SUPPLIED MATERIAL:
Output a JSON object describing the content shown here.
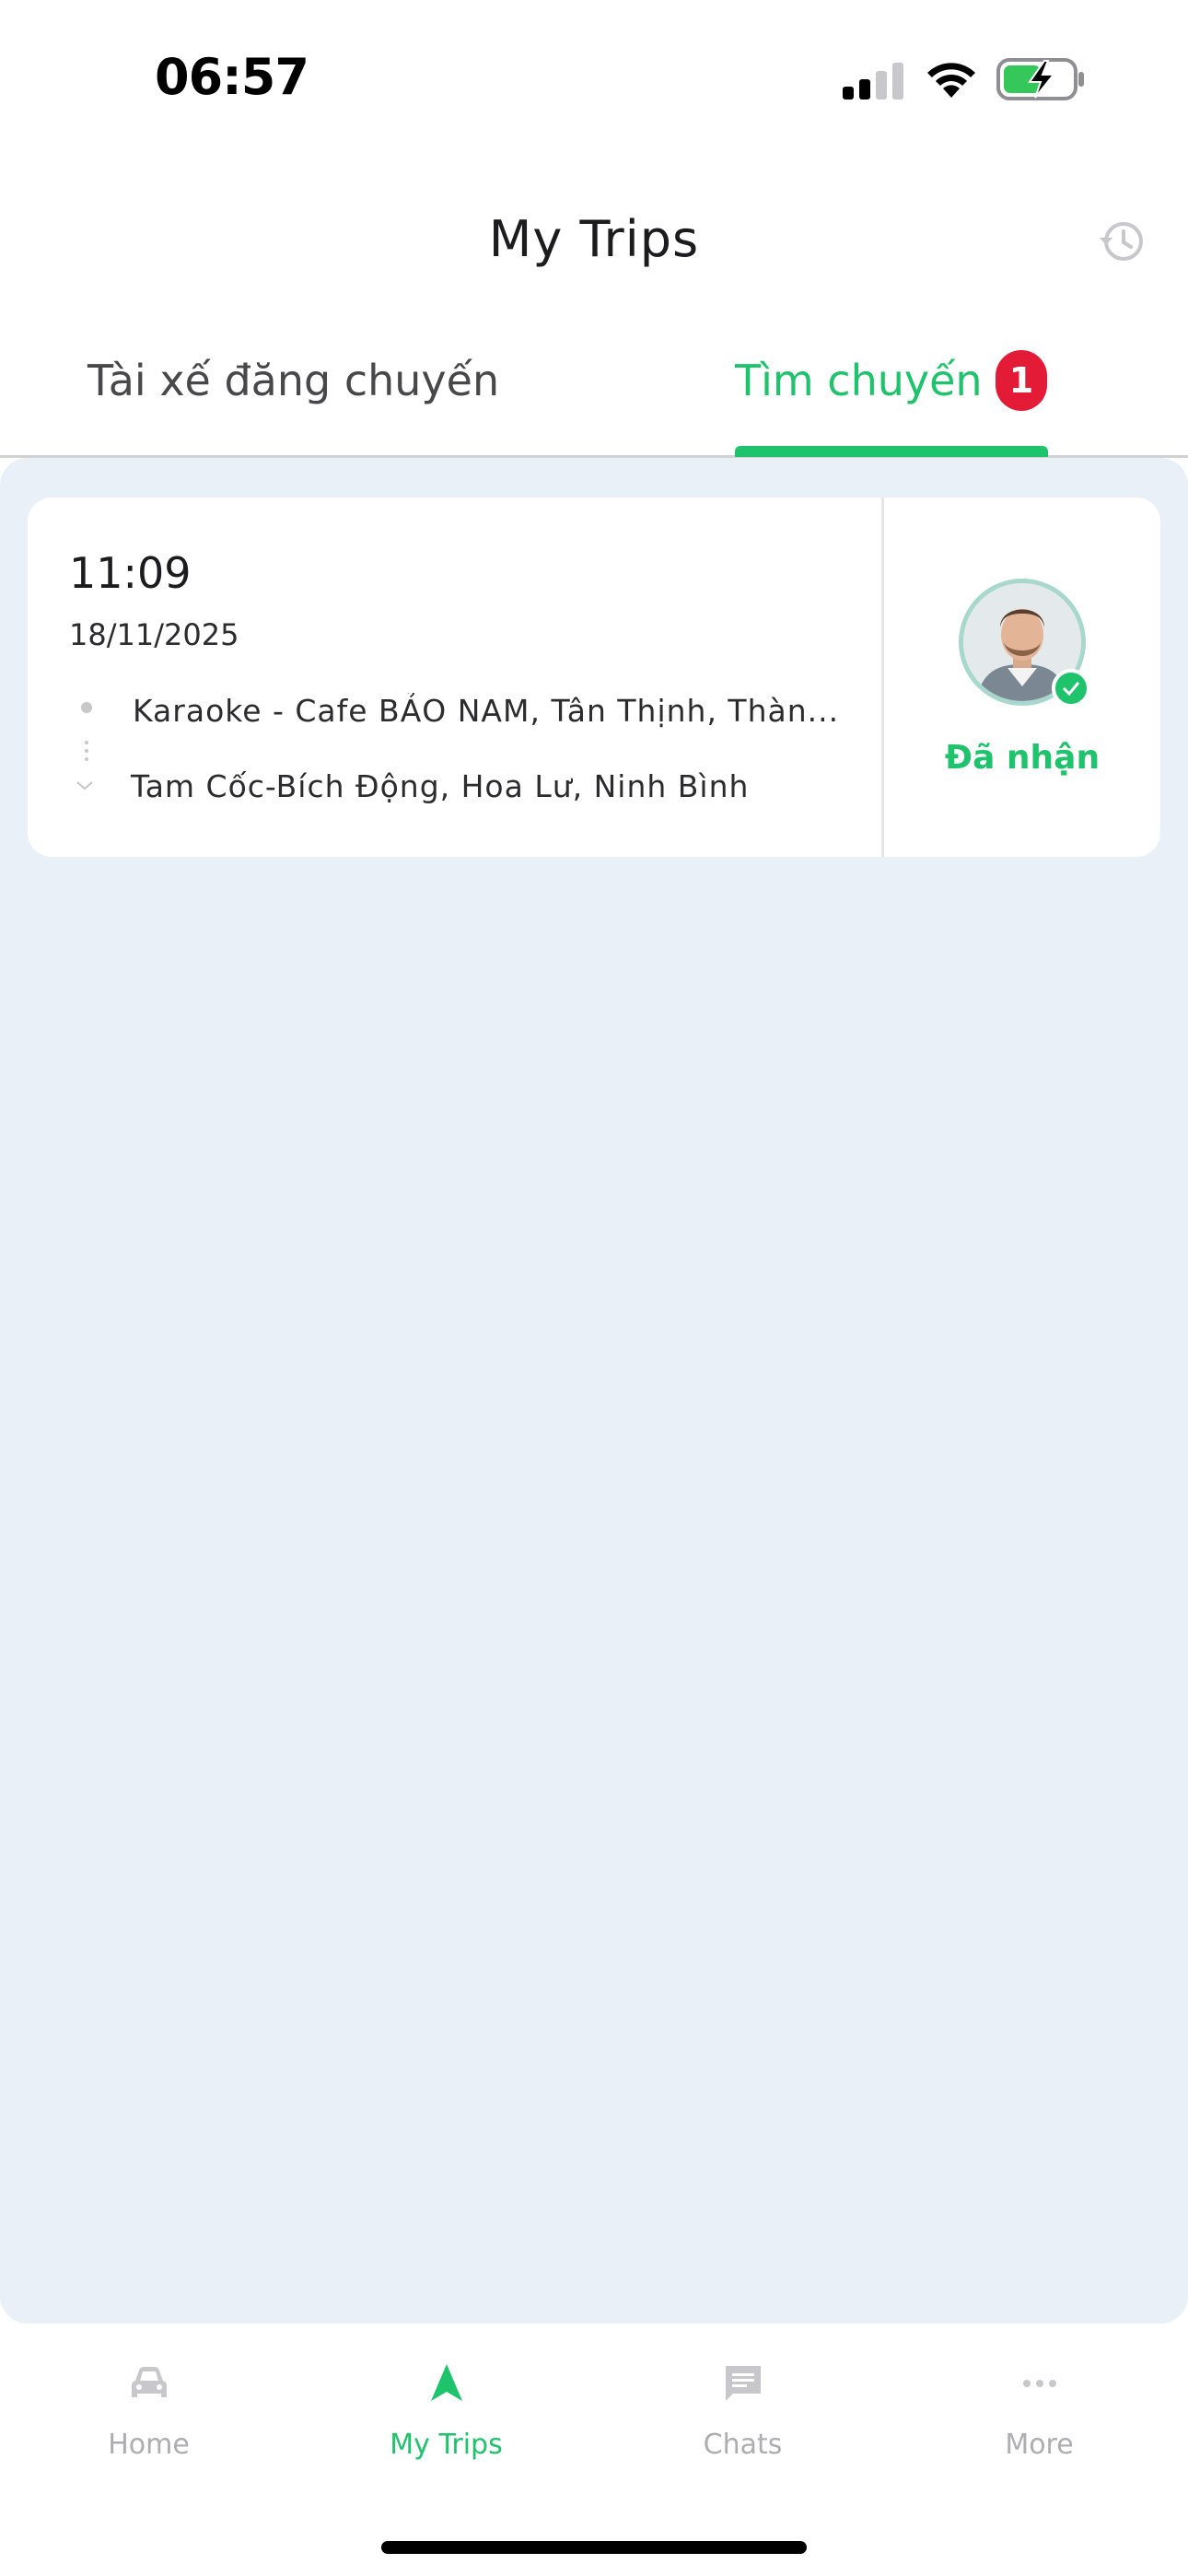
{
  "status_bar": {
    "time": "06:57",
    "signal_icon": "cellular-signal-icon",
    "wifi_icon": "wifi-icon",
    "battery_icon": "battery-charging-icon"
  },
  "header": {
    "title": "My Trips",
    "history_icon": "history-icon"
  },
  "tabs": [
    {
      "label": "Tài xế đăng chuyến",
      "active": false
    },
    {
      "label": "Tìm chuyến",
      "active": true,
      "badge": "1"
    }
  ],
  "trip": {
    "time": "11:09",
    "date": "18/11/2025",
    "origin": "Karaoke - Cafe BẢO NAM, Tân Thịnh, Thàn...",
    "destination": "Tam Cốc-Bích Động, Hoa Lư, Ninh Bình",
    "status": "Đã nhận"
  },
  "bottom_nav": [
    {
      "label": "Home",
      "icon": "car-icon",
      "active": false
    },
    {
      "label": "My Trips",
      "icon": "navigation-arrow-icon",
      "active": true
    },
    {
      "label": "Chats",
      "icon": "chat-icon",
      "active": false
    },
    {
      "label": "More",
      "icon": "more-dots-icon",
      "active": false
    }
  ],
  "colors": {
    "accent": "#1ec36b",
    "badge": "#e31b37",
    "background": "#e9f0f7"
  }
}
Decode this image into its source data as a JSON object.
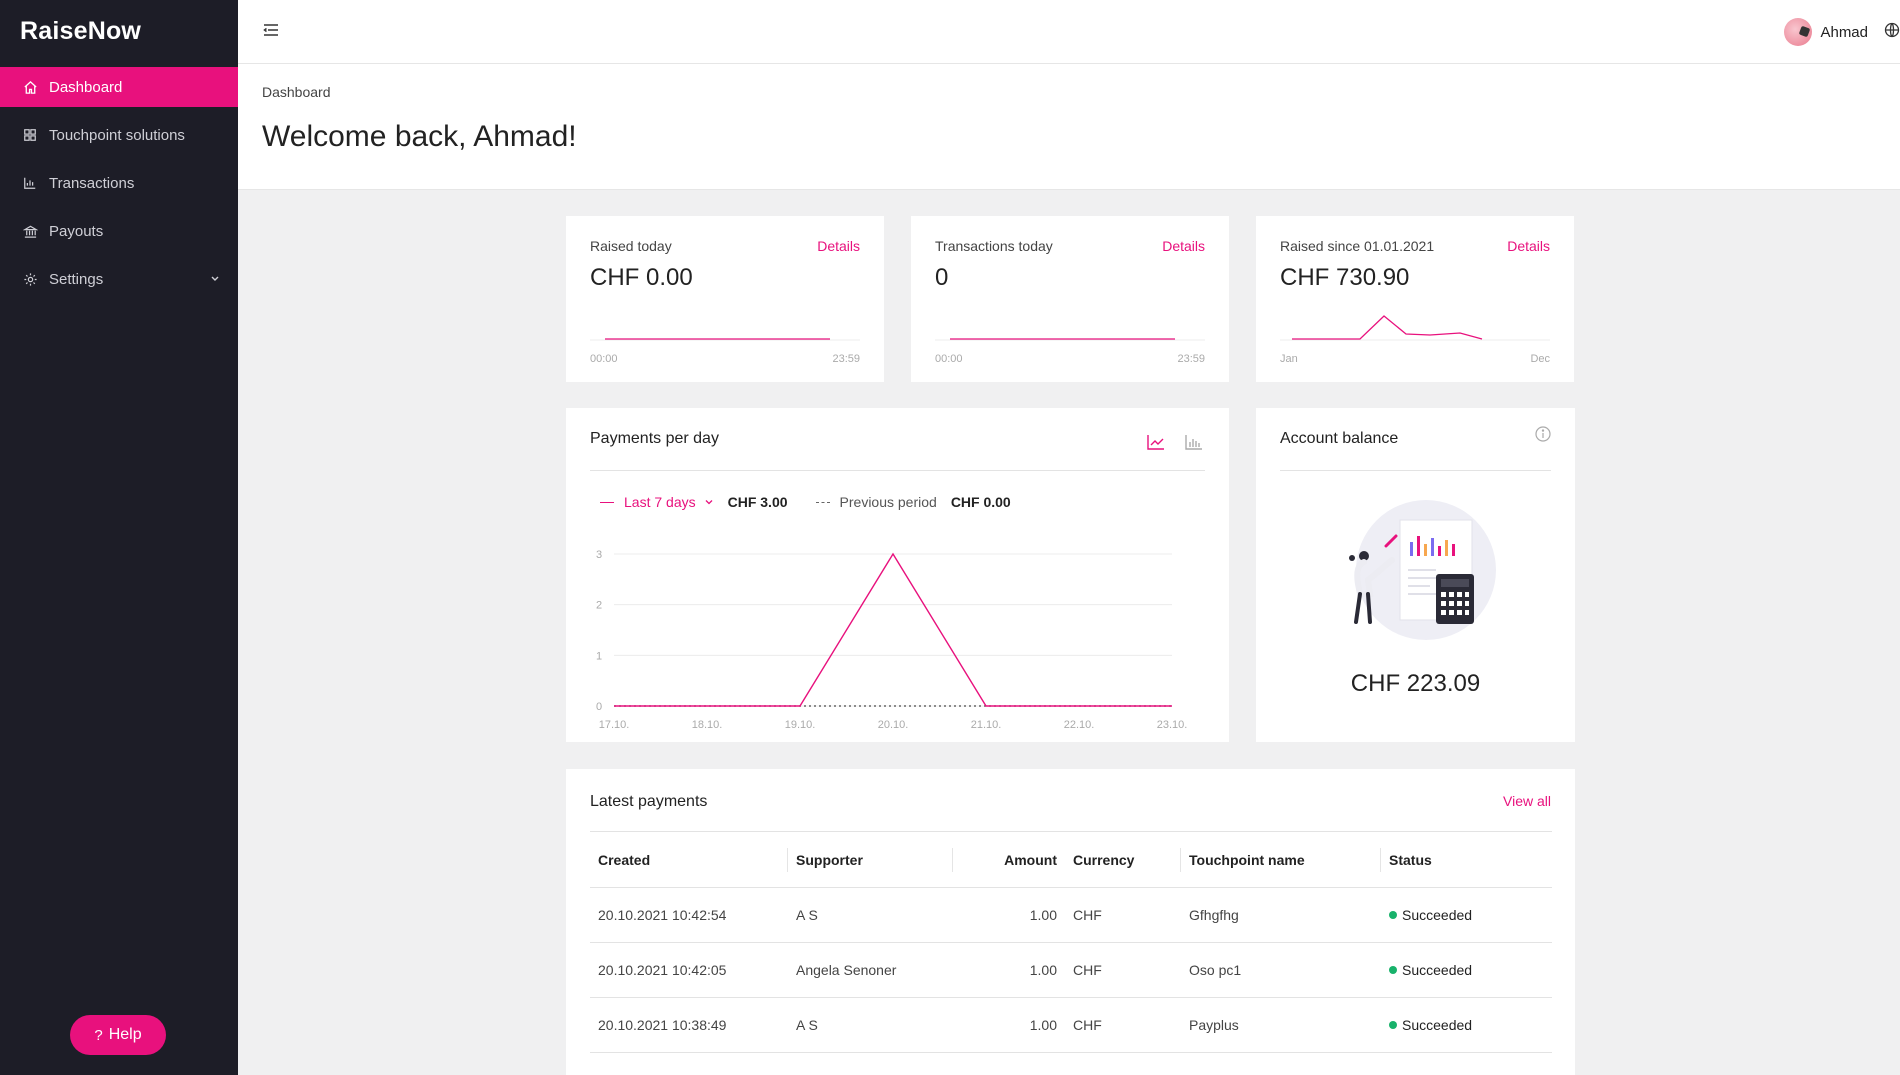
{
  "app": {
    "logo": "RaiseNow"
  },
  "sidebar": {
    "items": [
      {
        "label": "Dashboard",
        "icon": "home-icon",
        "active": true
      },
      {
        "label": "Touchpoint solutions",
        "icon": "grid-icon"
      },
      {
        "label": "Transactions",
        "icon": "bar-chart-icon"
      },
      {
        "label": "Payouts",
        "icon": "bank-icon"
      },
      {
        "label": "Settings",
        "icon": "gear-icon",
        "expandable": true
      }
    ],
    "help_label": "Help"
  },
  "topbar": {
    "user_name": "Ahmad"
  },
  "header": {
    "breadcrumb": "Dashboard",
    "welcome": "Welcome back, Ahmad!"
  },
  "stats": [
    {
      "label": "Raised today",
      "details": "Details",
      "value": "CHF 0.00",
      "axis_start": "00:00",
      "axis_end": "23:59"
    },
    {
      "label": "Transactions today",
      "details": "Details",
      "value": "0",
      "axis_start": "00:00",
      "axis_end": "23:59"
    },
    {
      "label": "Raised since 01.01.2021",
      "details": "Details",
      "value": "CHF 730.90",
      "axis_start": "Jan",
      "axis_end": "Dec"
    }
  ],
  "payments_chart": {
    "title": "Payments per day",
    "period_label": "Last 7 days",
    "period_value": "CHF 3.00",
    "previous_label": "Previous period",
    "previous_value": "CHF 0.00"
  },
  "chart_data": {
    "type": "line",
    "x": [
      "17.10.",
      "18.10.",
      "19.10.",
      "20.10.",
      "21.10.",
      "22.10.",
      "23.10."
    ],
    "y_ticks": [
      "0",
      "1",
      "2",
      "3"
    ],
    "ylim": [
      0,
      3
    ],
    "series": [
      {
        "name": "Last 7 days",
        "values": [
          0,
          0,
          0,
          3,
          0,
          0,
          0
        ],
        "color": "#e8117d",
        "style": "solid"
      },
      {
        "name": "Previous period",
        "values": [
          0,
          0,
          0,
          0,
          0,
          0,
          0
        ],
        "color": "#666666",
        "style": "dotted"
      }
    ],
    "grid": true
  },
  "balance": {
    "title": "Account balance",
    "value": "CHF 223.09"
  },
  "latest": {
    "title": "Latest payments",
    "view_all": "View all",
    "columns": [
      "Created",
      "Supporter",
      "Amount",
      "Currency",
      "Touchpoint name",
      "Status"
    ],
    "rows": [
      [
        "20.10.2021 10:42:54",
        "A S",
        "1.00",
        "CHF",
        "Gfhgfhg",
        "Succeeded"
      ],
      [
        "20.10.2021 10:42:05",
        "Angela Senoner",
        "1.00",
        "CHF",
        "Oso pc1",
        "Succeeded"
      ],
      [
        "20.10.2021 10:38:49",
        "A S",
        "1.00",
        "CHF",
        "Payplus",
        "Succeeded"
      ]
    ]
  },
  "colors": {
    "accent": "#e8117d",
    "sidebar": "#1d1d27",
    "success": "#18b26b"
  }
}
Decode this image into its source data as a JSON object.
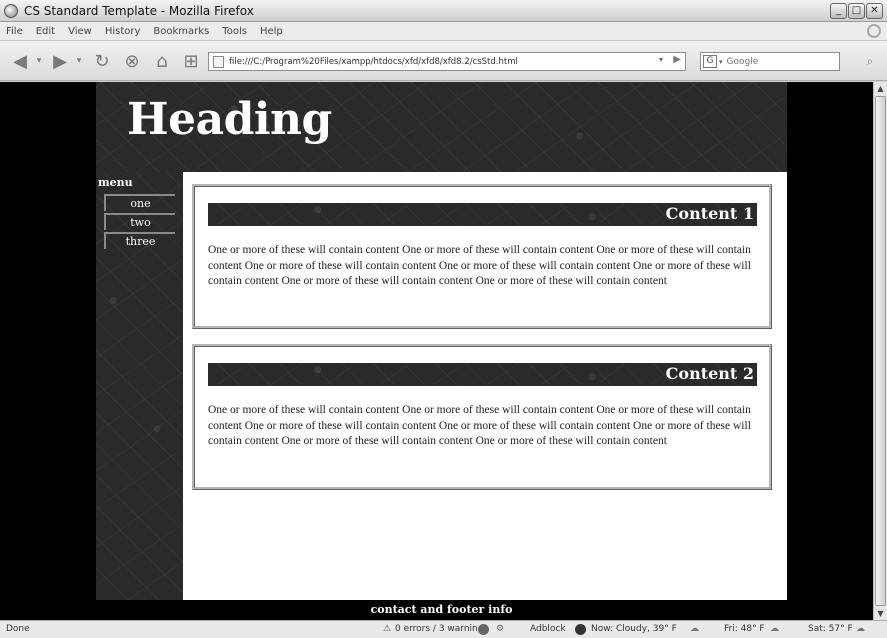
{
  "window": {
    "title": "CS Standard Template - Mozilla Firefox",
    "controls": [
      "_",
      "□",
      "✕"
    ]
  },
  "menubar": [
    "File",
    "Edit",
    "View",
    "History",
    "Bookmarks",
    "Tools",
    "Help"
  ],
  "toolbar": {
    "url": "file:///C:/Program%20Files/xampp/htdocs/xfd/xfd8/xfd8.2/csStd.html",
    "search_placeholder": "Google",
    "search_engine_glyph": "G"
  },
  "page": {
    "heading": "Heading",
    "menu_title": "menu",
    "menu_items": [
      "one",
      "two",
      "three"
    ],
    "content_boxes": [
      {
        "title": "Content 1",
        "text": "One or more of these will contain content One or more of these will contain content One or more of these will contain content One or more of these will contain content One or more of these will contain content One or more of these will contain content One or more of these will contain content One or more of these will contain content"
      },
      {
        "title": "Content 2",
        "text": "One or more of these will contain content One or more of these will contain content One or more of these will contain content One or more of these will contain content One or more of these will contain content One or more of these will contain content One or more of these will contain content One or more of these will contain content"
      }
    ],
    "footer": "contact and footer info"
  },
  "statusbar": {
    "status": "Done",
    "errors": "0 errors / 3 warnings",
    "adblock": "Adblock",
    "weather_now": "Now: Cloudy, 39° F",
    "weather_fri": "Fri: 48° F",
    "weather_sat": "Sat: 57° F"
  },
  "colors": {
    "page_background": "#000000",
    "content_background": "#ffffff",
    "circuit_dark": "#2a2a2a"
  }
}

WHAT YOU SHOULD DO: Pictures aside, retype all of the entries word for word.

EXERCISE SOLUTION:
Output a JSON object describing the content shown here.
{
  "status_bar": {
    "time": "06:57",
    "signal_icon": "cellular-signal-icon",
    "wifi_icon": "wifi-icon",
    "battery_icon": "battery-charging-icon"
  },
  "header": {
    "title": "My Trips",
    "history_icon": "history-icon"
  },
  "tabs": [
    {
      "label": "Tài xế đăng chuyến",
      "active": false
    },
    {
      "label": "Tìm chuyến",
      "active": true,
      "badge": "1"
    }
  ],
  "trip": {
    "time": "11:09",
    "date": "18/11/2025",
    "origin": "Karaoke - Cafe BẢO NAM, Tân Thịnh, Thàn...",
    "destination": "Tam Cốc-Bích Động, Hoa Lư, Ninh Bình",
    "status": "Đã nhận"
  },
  "bottom_nav": [
    {
      "label": "Home",
      "icon": "car-icon",
      "active": false
    },
    {
      "label": "My Trips",
      "icon": "navigation-arrow-icon",
      "active": true
    },
    {
      "label": "Chats",
      "icon": "chat-icon",
      "active": false
    },
    {
      "label": "More",
      "icon": "more-dots-icon",
      "active": false
    }
  ],
  "colors": {
    "accent": "#1ec36b",
    "badge": "#e31b37",
    "background": "#e9f0f7"
  }
}
Decode this image into its source data as a JSON object.
{
  "app": {
    "logo": "RaiseNow"
  },
  "sidebar": {
    "items": [
      {
        "label": "Dashboard",
        "icon": "home-icon",
        "active": true
      },
      {
        "label": "Touchpoint solutions",
        "icon": "grid-icon"
      },
      {
        "label": "Transactions",
        "icon": "bar-chart-icon"
      },
      {
        "label": "Payouts",
        "icon": "bank-icon"
      },
      {
        "label": "Settings",
        "icon": "gear-icon",
        "expandable": true
      }
    ],
    "help_label": "Help"
  },
  "topbar": {
    "user_name": "Ahmad"
  },
  "header": {
    "breadcrumb": "Dashboard",
    "welcome": "Welcome back, Ahmad!"
  },
  "stats": [
    {
      "label": "Raised today",
      "details": "Details",
      "value": "CHF 0.00",
      "axis_start": "00:00",
      "axis_end": "23:59"
    },
    {
      "label": "Transactions today",
      "details": "Details",
      "value": "0",
      "axis_start": "00:00",
      "axis_end": "23:59"
    },
    {
      "label": "Raised since 01.01.2021",
      "details": "Details",
      "value": "CHF 730.90",
      "axis_start": "Jan",
      "axis_end": "Dec"
    }
  ],
  "payments_chart": {
    "title": "Payments per day",
    "period_label": "Last 7 days",
    "period_value": "CHF 3.00",
    "previous_label": "Previous period",
    "previous_value": "CHF 0.00"
  },
  "chart_data": {
    "type": "line",
    "x": [
      "17.10.",
      "18.10.",
      "19.10.",
      "20.10.",
      "21.10.",
      "22.10.",
      "23.10."
    ],
    "y_ticks": [
      "0",
      "1",
      "2",
      "3"
    ],
    "ylim": [
      0,
      3
    ],
    "series": [
      {
        "name": "Last 7 days",
        "values": [
          0,
          0,
          0,
          3,
          0,
          0,
          0
        ],
        "color": "#e8117d",
        "style": "solid"
      },
      {
        "name": "Previous period",
        "values": [
          0,
          0,
          0,
          0,
          0,
          0,
          0
        ],
        "color": "#666666",
        "style": "dotted"
      }
    ],
    "grid": true
  },
  "balance": {
    "title": "Account balance",
    "value": "CHF 223.09"
  },
  "latest": {
    "title": "Latest payments",
    "view_all": "View all",
    "columns": [
      "Created",
      "Supporter",
      "Amount",
      "Currency",
      "Touchpoint name",
      "Status"
    ],
    "rows": [
      [
        "20.10.2021 10:42:54",
        "A S",
        "1.00",
        "CHF",
        "Gfhgfhg",
        "Succeeded"
      ],
      [
        "20.10.2021 10:42:05",
        "Angela Senoner",
        "1.00",
        "CHF",
        "Oso pc1",
        "Succeeded"
      ],
      [
        "20.10.2021 10:38:49",
        "A S",
        "1.00",
        "CHF",
        "Payplus",
        "Succeeded"
      ]
    ]
  },
  "colors": {
    "accent": "#e8117d",
    "sidebar": "#1d1d27",
    "success": "#18b26b"
  }
}
Decode this image into its source data as a JSON object.
{
  "window": {
    "title": "CS Standard Template - Mozilla Firefox",
    "controls": [
      "_",
      "□",
      "✕"
    ]
  },
  "menubar": [
    "File",
    "Edit",
    "View",
    "History",
    "Bookmarks",
    "Tools",
    "Help"
  ],
  "toolbar": {
    "url": "file:///C:/Program%20Files/xampp/htdocs/xfd/xfd8/xfd8.2/csStd.html",
    "search_placeholder": "Google",
    "search_engine_glyph": "G"
  },
  "page": {
    "heading": "Heading",
    "menu_title": "menu",
    "menu_items": [
      "one",
      "two",
      "three"
    ],
    "content_boxes": [
      {
        "title": "Content 1",
        "text": "One or more of these will contain content One or more of these will contain content One or more of these will contain content One or more of these will contain content One or more of these will contain content One or more of these will contain content One or more of these will contain content One or more of these will contain content"
      },
      {
        "title": "Content 2",
        "text": "One or more of these will contain content One or more of these will contain content One or more of these will contain content One or more of these will contain content One or more of these will contain content One or more of these will contain content One or more of these will contain content One or more of these will contain content"
      }
    ],
    "footer": "contact and footer info"
  },
  "statusbar": {
    "status": "Done",
    "errors": "0 errors / 3 warnings",
    "adblock": "Adblock",
    "weather_now": "Now: Cloudy, 39° F",
    "weather_fri": "Fri: 48° F",
    "weather_sat": "Sat: 57° F"
  },
  "colors": {
    "page_background": "#000000",
    "content_background": "#ffffff",
    "circuit_dark": "#2a2a2a"
  }
}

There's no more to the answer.